In the instant case, Marietta promised to pay the Bank a certain amount if the Bank would make the subject loan. In those circumstances the Bank doubtless assumed a risk which constituted a detriment within legal conotation of consideration. In support of this proposition is The Kanawha Valley Bank v. Nello L. Teer Company, 128 F. Supp. 325 (S. D. W. Va.) aff'd, 227 F.2d 306. In that case, Teer, a contractor, promised to pay the Bank the amount of the unpaid invoices of one Furrow, its subcontractor, which were assigned to the Bank if the Bank would lend money to Furrow. Commenting on the adequacy of consideration, the Court said: "Ample consideration for Teer's agreement to pay the assigned invoices existed, not only in the benefit which flowed to Teer through the financing of Furrow, his subcontractor, by the Bank, but also in the risk assumed by the Bank in accepting the assignments as collateral and extending credit to Furrow."
Although the risk assumed by the Bank constitutes sufficient consideration to support the contract in this case, it appears clear from the record that Marietta received a benefit from this transaction, creating a flow of consideration in both directions.
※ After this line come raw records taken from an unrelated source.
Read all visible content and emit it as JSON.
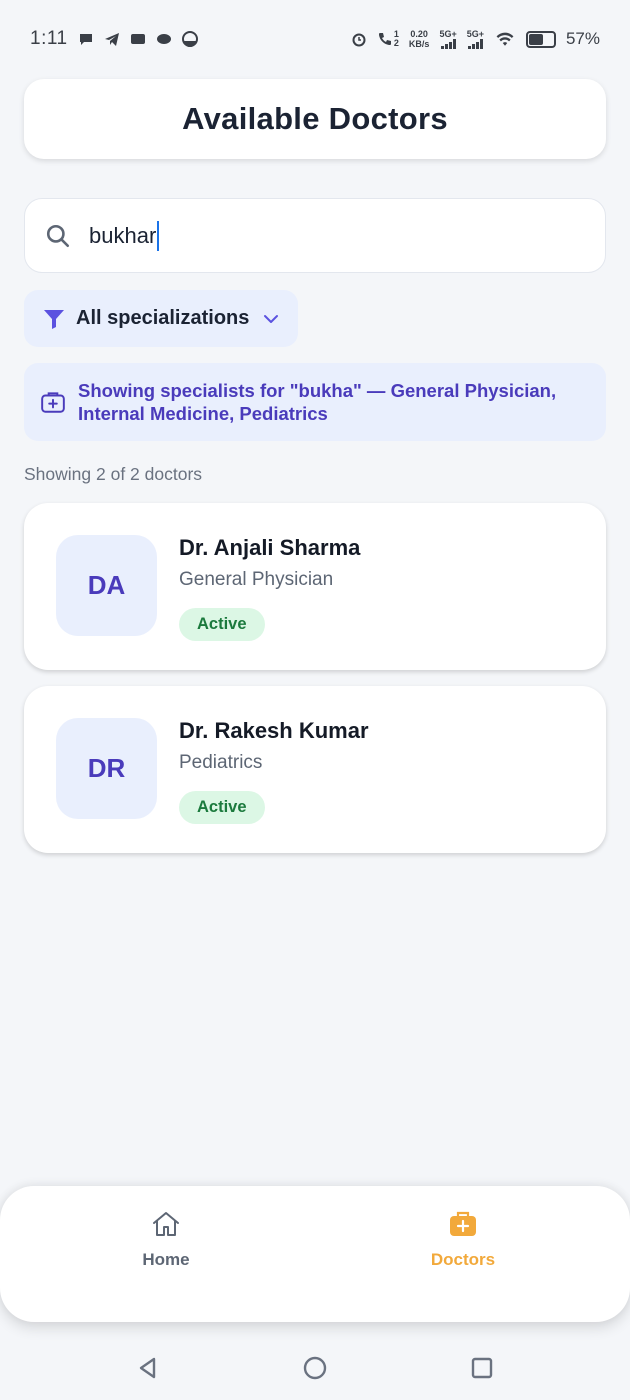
{
  "status_bar": {
    "time": "1:11",
    "net_speed_value": "0.20",
    "net_speed_unit": "KB/s",
    "signal1_label": "5G+",
    "signal2_label": "5G+",
    "sim_label_1": "1",
    "sim_label_2": "2",
    "battery_percent": "57%"
  },
  "header": {
    "title": "Available Doctors"
  },
  "search": {
    "value": "bukhar",
    "icon": "search-icon"
  },
  "filter": {
    "label": "All specializations",
    "icon": "filter-icon"
  },
  "info_banner": {
    "text": "Showing specialists for \"bukha\" — General Physician, Internal Medicine, Pediatrics",
    "icon": "medical-bag-icon"
  },
  "results": {
    "count_text": "Showing 2 of 2 doctors"
  },
  "doctors": [
    {
      "initials": "DA",
      "name": "Dr. Anjali Sharma",
      "specialization": "General Physician",
      "status": "Active"
    },
    {
      "initials": "DR",
      "name": "Dr. Rakesh Kumar",
      "specialization": "Pediatrics",
      "status": "Active"
    }
  ],
  "bottom_nav": {
    "items": [
      {
        "label": "Home",
        "icon": "home-icon",
        "active": false
      },
      {
        "label": "Doctors",
        "icon": "medical-bag-icon",
        "active": true
      }
    ]
  },
  "colors": {
    "accent": "#4a3bbb",
    "active_nav": "#f2a93b",
    "badge_bg": "#dcf7e5",
    "badge_text": "#1b7a3d",
    "chip_bg": "#e9effd"
  }
}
If it were not beneficial to Marietta to accommodate Mr. McCorry in obtaining a loan, why would it undertake that obligation? Marietta did, as a matter of record, gain an extension of approximately six months in the payment of the amount owed to Mr. McCorry.
In view of the foregoing, we are of the opinion that the acts of the parties in this case, as revealed by the record, and related above, constitute a contract and that the failure of Marietta to pay the Bank in accordance with its unequivocal promise to do so constitutes a breach of such contract. Furthermore, as herein stated, the record fails to reveal any genuine issue as to any material fact and the plaintiff's motion for summary judgment should have been granted.
For the reason stated herein the judgment of the Circuit Court of Mason County is reversed and the case is remanded to that court with directions to enter summary judgment for the plaintiff.
Reversed and remanded with directions.